__WHAT TO PRODUCE__:
Each entry that follows should be set down precisely, with its pictures removed.

*** DATA FOR THE TASK

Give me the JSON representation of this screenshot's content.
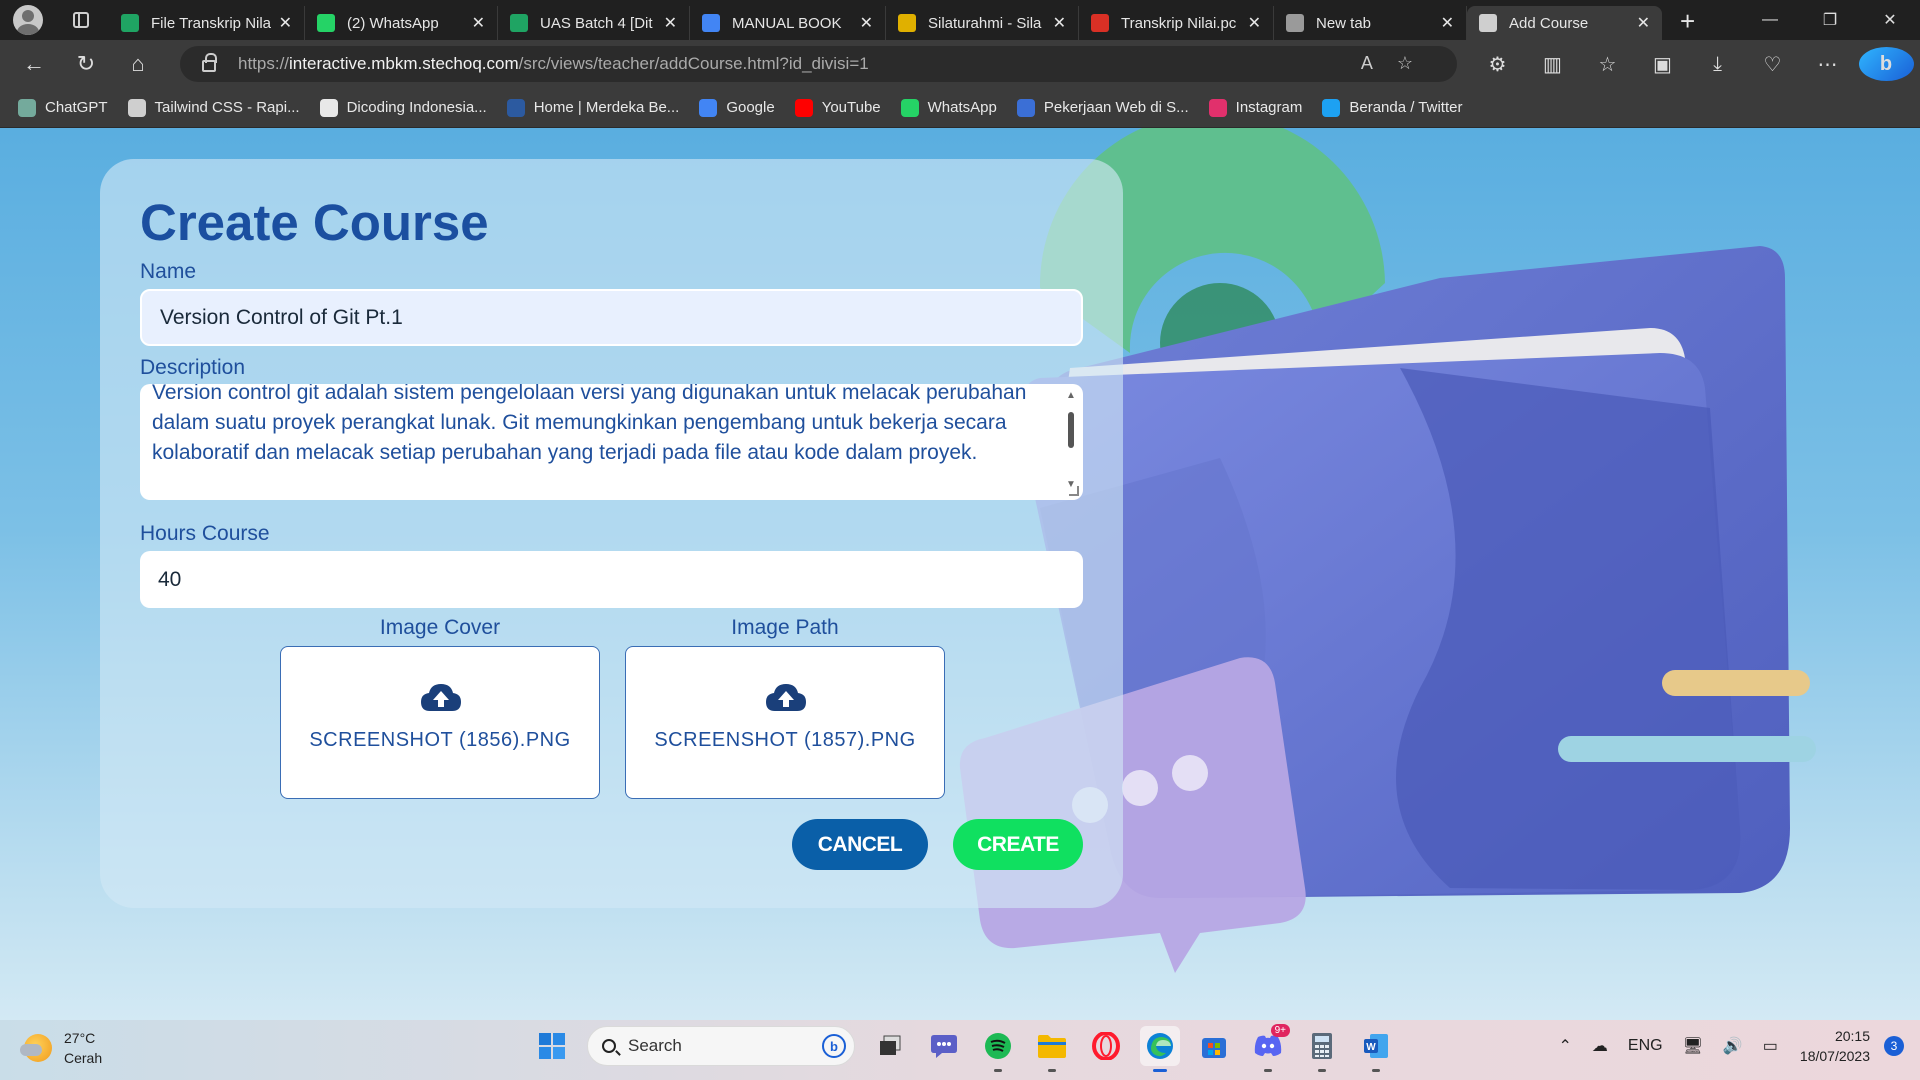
{
  "browser": {
    "tabs": [
      {
        "title": "File Transkrip Nila",
        "favicon": "drive-icon",
        "color": "#1fa463"
      },
      {
        "title": "(2) WhatsApp",
        "favicon": "whatsapp-icon",
        "color": "#25d366"
      },
      {
        "title": "UAS Batch 4 [Dit",
        "favicon": "drive-icon",
        "color": "#1fa463"
      },
      {
        "title": "MANUAL BOOK",
        "favicon": "docs-icon",
        "color": "#4285f4"
      },
      {
        "title": "Silaturahmi - Sila",
        "favicon": "seal-icon",
        "color": "#e0b000"
      },
      {
        "title": "Transkrip Nilai.pc",
        "favicon": "pdf-icon",
        "color": "#d93025"
      },
      {
        "title": "New tab",
        "favicon": "newtab-icon",
        "color": "#9a9a9a"
      },
      {
        "title": "Add Course",
        "favicon": "page-icon",
        "color": "#cfcfcf"
      }
    ],
    "url_prefix": "https://",
    "url_host": "interactive.mbkm.stechoq.com",
    "url_path": "/src/views/teacher/addCourse.html?id_divisi=1",
    "bookmarks": [
      {
        "label": "ChatGPT",
        "icon": "chatgpt-icon",
        "color": "#74aa9c"
      },
      {
        "label": "Tailwind CSS - Rapi...",
        "icon": "page-icon",
        "color": "#cfcfcf"
      },
      {
        "label": "Dicoding Indonesia...",
        "icon": "dicoding-icon",
        "color": "#e8e8e8"
      },
      {
        "label": "Home | Merdeka Be...",
        "icon": "merdeka-icon",
        "color": "#2c5aa0"
      },
      {
        "label": "Google",
        "icon": "google-icon",
        "color": "#4285f4"
      },
      {
        "label": "YouTube",
        "icon": "youtube-icon",
        "color": "#ff0000"
      },
      {
        "label": "WhatsApp",
        "icon": "whatsapp-icon",
        "color": "#25d366"
      },
      {
        "label": "Pekerjaan Web di S...",
        "icon": "job-icon",
        "color": "#3b6fd6"
      },
      {
        "label": "Instagram",
        "icon": "instagram-icon",
        "color": "#e1306c"
      },
      {
        "label": "Beranda / Twitter",
        "icon": "twitter-icon",
        "color": "#1da1f2"
      }
    ]
  },
  "form": {
    "title": "Create Course",
    "name_label": "Name",
    "name_value": "Version Control of Git Pt.1",
    "description_label": "Description",
    "description_value": "Version control git adalah sistem pengelolaan versi yang digunakan untuk melacak perubahan dalam suatu proyek perangkat lunak. Git memungkinkan pengembang untuk bekerja secara kolaboratif dan melacak setiap perubahan yang terjadi pada file atau kode dalam proyek.",
    "hours_label": "Hours Course",
    "hours_value": "40",
    "image_cover_label": "Image Cover",
    "image_cover_file": "SCREENSHOT (1856).PNG",
    "image_path_label": "Image Path",
    "image_path_file": "SCREENSHOT (1857).PNG",
    "cancel_label": "CANCEL",
    "create_label": "CREATE",
    "colors": {
      "title": "#1b4fa0",
      "cancel": "#0a5fa8",
      "create": "#10e060"
    }
  },
  "taskbar": {
    "temperature": "27°C",
    "weather": "Cerah",
    "search_placeholder": "Search",
    "language": "ENG",
    "time": "20:15",
    "date": "18/07/2023",
    "notifications": "3",
    "discord_badge": "9+"
  }
}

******

__ANSWER AREA__:
Give me the JSON representation of this screenshot's content.
{
  "browser": {
    "tabs": [
      {
        "title": "File Transkrip Nila",
        "favicon": "drive-icon",
        "color": "#1fa463"
      },
      {
        "title": "(2) WhatsApp",
        "favicon": "whatsapp-icon",
        "color": "#25d366"
      },
      {
        "title": "UAS Batch 4 [Dit",
        "favicon": "drive-icon",
        "color": "#1fa463"
      },
      {
        "title": "MANUAL BOOK",
        "favicon": "docs-icon",
        "color": "#4285f4"
      },
      {
        "title": "Silaturahmi - Sila",
        "favicon": "seal-icon",
        "color": "#e0b000"
      },
      {
        "title": "Transkrip Nilai.pc",
        "favicon": "pdf-icon",
        "color": "#d93025"
      },
      {
        "title": "New tab",
        "favicon": "newtab-icon",
        "color": "#9a9a9a"
      },
      {
        "title": "Add Course",
        "favicon": "page-icon",
        "color": "#cfcfcf"
      }
    ],
    "url_prefix": "https://",
    "url_host": "interactive.mbkm.stechoq.com",
    "url_path": "/src/views/teacher/addCourse.html?id_divisi=1",
    "bookmarks": [
      {
        "label": "ChatGPT",
        "icon": "chatgpt-icon",
        "color": "#74aa9c"
      },
      {
        "label": "Tailwind CSS - Rapi...",
        "icon": "page-icon",
        "color": "#cfcfcf"
      },
      {
        "label": "Dicoding Indonesia...",
        "icon": "dicoding-icon",
        "color": "#e8e8e8"
      },
      {
        "label": "Home | Merdeka Be...",
        "icon": "merdeka-icon",
        "color": "#2c5aa0"
      },
      {
        "label": "Google",
        "icon": "google-icon",
        "color": "#4285f4"
      },
      {
        "label": "YouTube",
        "icon": "youtube-icon",
        "color": "#ff0000"
      },
      {
        "label": "WhatsApp",
        "icon": "whatsapp-icon",
        "color": "#25d366"
      },
      {
        "label": "Pekerjaan Web di S...",
        "icon": "job-icon",
        "color": "#3b6fd6"
      },
      {
        "label": "Instagram",
        "icon": "instagram-icon",
        "color": "#e1306c"
      },
      {
        "label": "Beranda / Twitter",
        "icon": "twitter-icon",
        "color": "#1da1f2"
      }
    ]
  },
  "form": {
    "title": "Create Course",
    "name_label": "Name",
    "name_value": "Version Control of Git Pt.1",
    "description_label": "Description",
    "description_value": "Version control git adalah sistem pengelolaan versi yang digunakan untuk melacak perubahan dalam suatu proyek perangkat lunak. Git memungkinkan pengembang untuk bekerja secara kolaboratif dan melacak setiap perubahan yang terjadi pada file atau kode dalam proyek.",
    "hours_label": "Hours Course",
    "hours_value": "40",
    "image_cover_label": "Image Cover",
    "image_cover_file": "SCREENSHOT (1856).PNG",
    "image_path_label": "Image Path",
    "image_path_file": "SCREENSHOT (1857).PNG",
    "cancel_label": "CANCEL",
    "create_label": "CREATE",
    "colors": {
      "title": "#1b4fa0",
      "cancel": "#0a5fa8",
      "create": "#10e060"
    }
  },
  "taskbar": {
    "temperature": "27°C",
    "weather": "Cerah",
    "search_placeholder": "Search",
    "language": "ENG",
    "time": "20:15",
    "date": "18/07/2023",
    "notifications": "3",
    "discord_badge": "9+"
  }
}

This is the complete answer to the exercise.